Full answer to the question: “Do you forsee a total assimilation with equal rights of the Afro-American into the white community of the United States in many, many years to come?”:
No! Nobody! Who’s going to wait many years? I’m glad you asked the question like that because you see, the oppressed never uses the same yardstick as the oppressor.
And this is what the oppressor doesn’t realize. In his position of power he takes things for granted and he takes it for granted that every that everybody uses his yardstick. Well, today for a long time, we, the oppressed people, not only in America but in Africa, Asia and elsewhere, had to use someone else’s yardstick. When they said ‘fast,’ what was ‘fast’ for them was ‘fast’ to us, but nowadays the yardstick has changed. we got our own yardstick. And when you say a long time this assimilation, or a long time this solution, the thing you don’t realize is that other generations used a different yardstick. They had patience and you could tell them a long time and they would sit around for a long time, but the young ones that’s coming up now are asking ‘Why should we wait? Why should he have to wait for what other people have when they’re born? Why should he have to go to a Supreme Court or to a Congress, or to a Senate, or to some kind of legislative body to be told he’s a man when other people don’t have to go through that process to be told that they’re a man?’ So you have a new generation coming up…necessary to let the world know right now that they’re going to be men or there just won’t be a human being anywhere else.
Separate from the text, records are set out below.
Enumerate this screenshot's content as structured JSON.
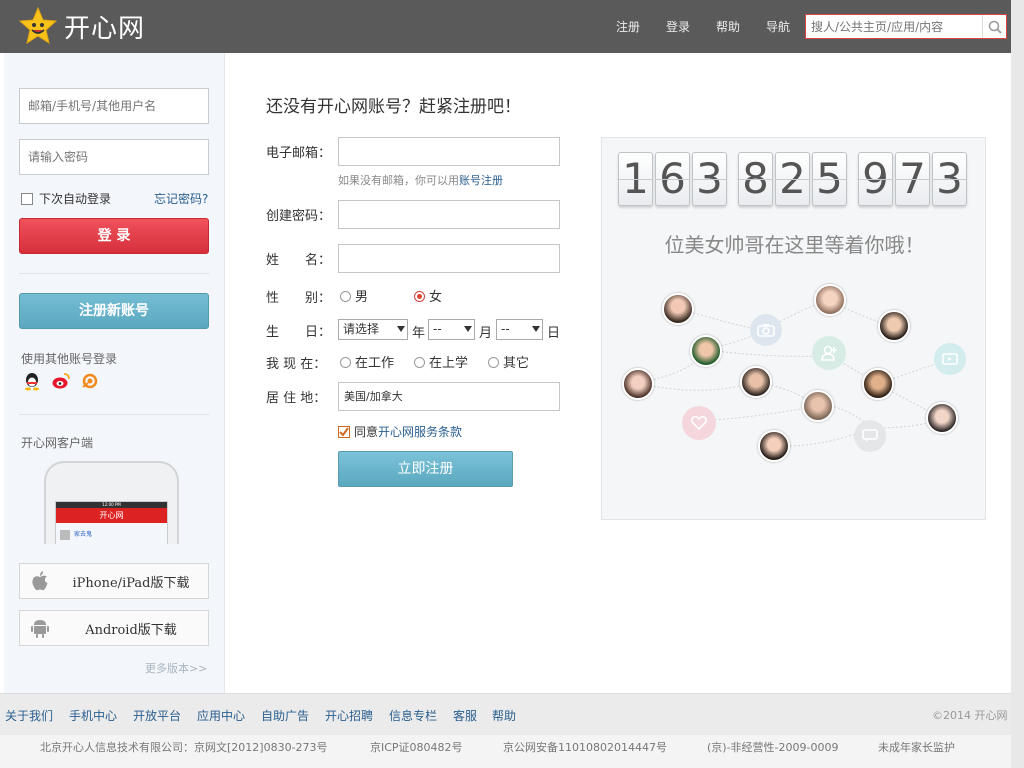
{
  "header": {
    "logo_text": "开心网",
    "nav": [
      "注册",
      "登录",
      "帮助",
      "导航"
    ],
    "search_placeholder": "搜人/公共主页/应用/内容"
  },
  "login": {
    "username_placeholder": "邮箱/手机号/其他用户名",
    "password_placeholder": "请输入密码",
    "remember_label": "下次自动登录",
    "forgot_label": "忘记密码?",
    "login_button": "登 录",
    "register_button": "注册新账号",
    "other_accounts_label": "使用其他账号登录",
    "client_label": "开心网客户端",
    "phone_title": "开心网",
    "phone_time": "12:00 PM",
    "phone_list_item": "家去鬼",
    "iphone_download": "iPhone/iPad版下载",
    "android_download": "Android版下载",
    "more_versions": "更多版本>>"
  },
  "form": {
    "heading": "还没有开心网账号？赶紧注册吧！",
    "email_label": "电子邮箱：",
    "email_hint": "如果没有邮箱，你可以用",
    "email_hint_link": "账号注册",
    "password_label": "创建密码：",
    "name_label": "姓　　名：",
    "gender_label": "性　　别：",
    "gender_male": "男",
    "gender_female": "女",
    "birthday_label": "生　　日：",
    "birthday_select": "请选择",
    "year_unit": "年",
    "month_unit": "月",
    "day_unit": "日",
    "dash": "--",
    "status_label": "我 现 在：",
    "status_work": "在工作",
    "status_school": "在上学",
    "status_other": "其它",
    "residence_label": "居 住 地：",
    "residence_value": "美国/加拿大",
    "agree_prefix": "同意",
    "agree_link": "开心网服务条款",
    "submit": "立即注册"
  },
  "promo": {
    "digits": [
      "1",
      "6",
      "3",
      "8",
      "2",
      "5",
      "9",
      "7",
      "3"
    ],
    "tagline": "位美女帅哥在这里等着你哦！"
  },
  "footer": {
    "links": [
      "关于我们",
      "手机中心",
      "开放平台",
      "应用中心",
      "自助广告",
      "开心招聘",
      "信息专栏",
      "客服",
      "帮助"
    ],
    "copyright": "©2014 开心网",
    "legal": [
      "北京开心人信息技术有限公司：京网文[2012]0830-273号",
      "京ICP证080482号",
      "京公网安备11010802014447号",
      "(京)-非经营性-2009-0009",
      "未成年家长监护"
    ]
  },
  "colors": {
    "topbar": "#5a5a5a",
    "login_red": "#e2404b",
    "register_blue": "#64b0c8",
    "link": "#2a5f8f"
  }
}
Source: Malcolm X. By Any Means Necessary. pg. 119. Stated during the question and answer period following his lecture titled “The Black Struggle In the United States” given at the Salle de la Mutualite on November 23, 1964 in Paris, France.